Mental growth ‘as a total person’ leads to a continual and lifelong change. Any other attempt toward change is mostly but a temporary glitch in the natural evolution. The reason is, simply put, complexity.
The complexity of the human mind is usually highly underestimated.
Looking at the brain increasingly shows – and also proves materially – the amount of complexity. The 100 billion neurons and 1000 x more synapses in one brain, each of which can be seen as a computer-like (yet rather analog) device, form only part of the complexity at many levels.
The reductionism of ‘mind to matter’ is little compared to the reductionism of this universe inside to the presence of a large but easily comprehensible set of mental building blocks.
The difference is still relative, but to such a huge degree that relativism becomes inappropriate for any pragmatical means. Therefore, this is crucial to the human being in anything concerning growth.
Nature versus nurture
There is an ongoing debate about whether A) people are (almost) entirely determined by their nature versus whether B) nurture can change them ― say, through education or therapy.

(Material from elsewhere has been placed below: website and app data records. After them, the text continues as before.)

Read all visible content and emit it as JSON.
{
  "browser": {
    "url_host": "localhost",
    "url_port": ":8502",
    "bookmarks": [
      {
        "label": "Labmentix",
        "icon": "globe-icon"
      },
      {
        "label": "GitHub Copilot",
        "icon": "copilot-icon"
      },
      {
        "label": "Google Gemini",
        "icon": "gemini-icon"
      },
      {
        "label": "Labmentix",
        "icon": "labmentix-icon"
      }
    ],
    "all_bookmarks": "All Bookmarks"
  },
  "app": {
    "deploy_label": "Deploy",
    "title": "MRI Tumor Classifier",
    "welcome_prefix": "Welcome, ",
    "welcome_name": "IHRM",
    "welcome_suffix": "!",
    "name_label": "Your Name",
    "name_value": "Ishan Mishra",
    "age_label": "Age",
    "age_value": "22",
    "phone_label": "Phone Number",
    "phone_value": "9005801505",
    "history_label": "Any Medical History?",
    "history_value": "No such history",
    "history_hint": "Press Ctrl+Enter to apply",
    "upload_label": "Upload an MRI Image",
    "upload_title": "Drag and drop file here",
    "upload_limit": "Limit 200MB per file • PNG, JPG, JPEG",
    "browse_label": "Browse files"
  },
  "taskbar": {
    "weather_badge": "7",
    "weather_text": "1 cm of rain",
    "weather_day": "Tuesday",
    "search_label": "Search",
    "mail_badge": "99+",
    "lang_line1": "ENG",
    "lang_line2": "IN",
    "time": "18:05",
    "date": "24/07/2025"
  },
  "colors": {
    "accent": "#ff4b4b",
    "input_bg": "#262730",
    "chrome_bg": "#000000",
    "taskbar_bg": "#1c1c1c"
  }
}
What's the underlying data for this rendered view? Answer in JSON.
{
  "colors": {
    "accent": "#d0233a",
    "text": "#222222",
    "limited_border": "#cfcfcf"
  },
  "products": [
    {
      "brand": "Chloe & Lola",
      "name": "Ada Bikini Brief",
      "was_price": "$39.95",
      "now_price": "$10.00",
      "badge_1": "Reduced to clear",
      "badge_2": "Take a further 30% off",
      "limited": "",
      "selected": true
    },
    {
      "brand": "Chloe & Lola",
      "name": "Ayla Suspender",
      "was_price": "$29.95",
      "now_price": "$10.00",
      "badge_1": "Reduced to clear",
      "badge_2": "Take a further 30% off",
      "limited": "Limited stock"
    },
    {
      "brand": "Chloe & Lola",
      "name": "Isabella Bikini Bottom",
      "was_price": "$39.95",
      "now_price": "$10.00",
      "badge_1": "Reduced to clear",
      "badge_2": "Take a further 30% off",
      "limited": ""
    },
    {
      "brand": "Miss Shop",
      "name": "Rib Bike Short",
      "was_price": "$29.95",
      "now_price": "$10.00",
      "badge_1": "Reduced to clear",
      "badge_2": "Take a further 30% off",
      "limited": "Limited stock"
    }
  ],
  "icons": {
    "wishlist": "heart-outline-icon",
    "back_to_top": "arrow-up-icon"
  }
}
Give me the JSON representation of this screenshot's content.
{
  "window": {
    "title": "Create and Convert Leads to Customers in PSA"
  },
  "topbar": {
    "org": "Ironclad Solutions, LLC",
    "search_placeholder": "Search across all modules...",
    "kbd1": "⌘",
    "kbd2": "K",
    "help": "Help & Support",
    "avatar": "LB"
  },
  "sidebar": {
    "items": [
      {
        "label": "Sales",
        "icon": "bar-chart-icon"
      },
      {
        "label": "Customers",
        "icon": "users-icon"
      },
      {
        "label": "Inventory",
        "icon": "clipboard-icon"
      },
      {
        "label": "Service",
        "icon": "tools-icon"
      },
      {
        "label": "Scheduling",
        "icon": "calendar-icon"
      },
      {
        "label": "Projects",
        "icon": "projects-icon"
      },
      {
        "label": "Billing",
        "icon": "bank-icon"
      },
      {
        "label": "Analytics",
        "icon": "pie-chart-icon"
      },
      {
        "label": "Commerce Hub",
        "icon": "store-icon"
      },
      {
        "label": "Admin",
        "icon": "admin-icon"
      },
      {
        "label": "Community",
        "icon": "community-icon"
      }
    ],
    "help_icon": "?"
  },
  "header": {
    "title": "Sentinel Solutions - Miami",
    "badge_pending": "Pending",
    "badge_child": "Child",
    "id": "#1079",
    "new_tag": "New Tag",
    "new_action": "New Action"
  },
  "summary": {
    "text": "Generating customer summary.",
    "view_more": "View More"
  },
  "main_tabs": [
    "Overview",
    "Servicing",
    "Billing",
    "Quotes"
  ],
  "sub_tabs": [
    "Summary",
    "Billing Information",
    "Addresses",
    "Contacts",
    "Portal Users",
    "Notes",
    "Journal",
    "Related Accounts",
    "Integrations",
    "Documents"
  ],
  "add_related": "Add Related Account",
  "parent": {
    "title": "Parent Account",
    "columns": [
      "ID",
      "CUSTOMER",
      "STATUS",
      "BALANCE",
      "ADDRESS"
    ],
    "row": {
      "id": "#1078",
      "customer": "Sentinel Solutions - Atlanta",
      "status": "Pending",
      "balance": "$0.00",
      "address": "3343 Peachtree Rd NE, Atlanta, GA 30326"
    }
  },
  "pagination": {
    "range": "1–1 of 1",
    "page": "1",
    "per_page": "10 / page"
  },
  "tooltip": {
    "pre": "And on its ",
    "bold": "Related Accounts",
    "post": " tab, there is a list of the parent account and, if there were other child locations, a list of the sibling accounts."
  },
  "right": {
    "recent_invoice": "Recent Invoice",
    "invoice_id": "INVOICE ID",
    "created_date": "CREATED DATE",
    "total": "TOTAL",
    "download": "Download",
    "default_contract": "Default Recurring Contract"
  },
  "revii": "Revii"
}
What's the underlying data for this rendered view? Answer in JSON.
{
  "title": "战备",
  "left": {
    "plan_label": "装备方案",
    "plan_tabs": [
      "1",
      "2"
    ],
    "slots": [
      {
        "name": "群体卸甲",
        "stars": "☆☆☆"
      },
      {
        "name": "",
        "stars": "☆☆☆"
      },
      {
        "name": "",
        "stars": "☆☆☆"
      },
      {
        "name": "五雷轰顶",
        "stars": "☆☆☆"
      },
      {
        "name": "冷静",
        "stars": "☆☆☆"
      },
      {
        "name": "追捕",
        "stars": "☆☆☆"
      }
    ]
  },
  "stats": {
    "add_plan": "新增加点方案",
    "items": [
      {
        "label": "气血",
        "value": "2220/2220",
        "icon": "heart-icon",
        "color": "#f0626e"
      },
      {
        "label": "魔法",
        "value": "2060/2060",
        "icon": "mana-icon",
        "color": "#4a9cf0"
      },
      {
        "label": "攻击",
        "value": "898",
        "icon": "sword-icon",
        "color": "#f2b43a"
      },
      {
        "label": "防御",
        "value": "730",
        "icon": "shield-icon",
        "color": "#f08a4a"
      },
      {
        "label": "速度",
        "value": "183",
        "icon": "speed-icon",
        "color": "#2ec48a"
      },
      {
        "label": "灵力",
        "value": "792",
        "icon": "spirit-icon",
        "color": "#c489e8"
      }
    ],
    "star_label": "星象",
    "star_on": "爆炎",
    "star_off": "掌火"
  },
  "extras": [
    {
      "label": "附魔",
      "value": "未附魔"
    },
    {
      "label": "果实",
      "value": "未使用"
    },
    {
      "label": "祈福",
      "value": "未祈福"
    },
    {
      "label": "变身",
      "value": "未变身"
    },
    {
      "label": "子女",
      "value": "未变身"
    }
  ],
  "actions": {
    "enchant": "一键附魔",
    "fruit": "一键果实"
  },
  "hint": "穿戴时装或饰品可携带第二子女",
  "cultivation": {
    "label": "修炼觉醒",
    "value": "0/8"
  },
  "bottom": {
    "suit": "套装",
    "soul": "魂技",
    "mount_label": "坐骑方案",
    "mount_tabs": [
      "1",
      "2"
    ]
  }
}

The A-team may acknowledge the influence of the environment on any individual. However, this influence is still seen as lasting only as long – more or less – as the environment exerts its influence. Take the environment out, and the person shifts to the baseline of his nature. Therefore, to make ‘good people,’ one continually needs to force them into the ‘good box.’
The B-team has a substantially more optimistic view of the possibility of change. For instance, a person can come to psychotherapy with some problem. Here, the problem gets clarity and therapy. After some additional consolidation, the person lives happily and sanely hereafter, in or out of the box.
I don’t see growth intrinsically on either side.
Growth over repair
In medicine, “the doctor cures; nature heals.” Important as the cure may be, it is seldom enough if it is seen only as repair. The human body is too complex to be repaired from sickness into health straightforwardly. The broken bone may be put together; the result is still the outcome of growth.
The human mind is possibly the most complex entity in the universe. Thus, growth is even more critical here than in somatic medicine. In the ideal case of psychotherapy, growth topples repair.
The same is relevant in any other human field. Treating a person as a complicated Meccano set will never do.
Many people speak too quickly about growth.
This is a big problem. As said, the underappreciation of the immense complexity of the brain/mind lies at the core of this.
So, ‘growth’ is tried out and seen not to be durable ― unfortunately, in many cases before being abandoned, leaving resistance to growth on top of an already present resistance to change. You can find here some more ideas about change and personal growth.
If not in all-in-all resistance mode, people generally resist change from the outside but welcome ‘change from the inside.’ The latter is a change in congruence with the total being. Look at anything in nature, and you see this as growth.
Growth – with durable results – is possible, even through nurture, but embedded in nature. For this, you need to appreciate human complexity to the full. This doesn’t mean capturing it in a box.
Growth is a necessary ingredient of Compassion.
Compassion is a prerequisite for growth.